● **Work item**: For each line in the records that contains "desc", make a copy.

────

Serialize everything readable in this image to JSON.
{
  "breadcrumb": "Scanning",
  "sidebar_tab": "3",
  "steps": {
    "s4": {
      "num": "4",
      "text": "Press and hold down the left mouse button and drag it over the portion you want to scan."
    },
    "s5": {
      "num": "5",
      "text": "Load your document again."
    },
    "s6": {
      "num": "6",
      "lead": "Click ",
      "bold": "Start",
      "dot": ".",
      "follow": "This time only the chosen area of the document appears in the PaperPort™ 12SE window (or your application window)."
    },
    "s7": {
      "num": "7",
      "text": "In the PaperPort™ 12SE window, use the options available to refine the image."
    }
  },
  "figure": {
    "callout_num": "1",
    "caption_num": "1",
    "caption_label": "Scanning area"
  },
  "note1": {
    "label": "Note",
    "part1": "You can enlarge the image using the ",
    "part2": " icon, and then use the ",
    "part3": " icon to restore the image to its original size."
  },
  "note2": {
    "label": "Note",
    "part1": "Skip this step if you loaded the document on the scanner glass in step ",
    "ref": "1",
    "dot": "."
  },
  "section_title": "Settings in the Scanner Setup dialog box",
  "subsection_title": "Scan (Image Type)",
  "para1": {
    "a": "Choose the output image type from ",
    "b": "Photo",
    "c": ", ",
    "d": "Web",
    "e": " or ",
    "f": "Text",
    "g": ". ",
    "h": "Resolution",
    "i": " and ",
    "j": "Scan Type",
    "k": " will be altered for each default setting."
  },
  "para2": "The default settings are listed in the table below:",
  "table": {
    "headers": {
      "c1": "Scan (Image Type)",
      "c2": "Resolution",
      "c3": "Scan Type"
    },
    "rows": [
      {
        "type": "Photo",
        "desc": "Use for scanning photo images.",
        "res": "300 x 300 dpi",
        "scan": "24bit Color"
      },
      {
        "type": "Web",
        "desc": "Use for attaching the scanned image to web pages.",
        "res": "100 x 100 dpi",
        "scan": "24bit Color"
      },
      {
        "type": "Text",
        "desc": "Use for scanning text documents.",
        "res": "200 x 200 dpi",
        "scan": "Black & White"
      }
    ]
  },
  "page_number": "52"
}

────

● **Answer**:
        "desc": "Use for scanning photo images.",
        "desc": "Use for attaching the scanned image to web pages.",
        "desc": "Use for scanning text documents.",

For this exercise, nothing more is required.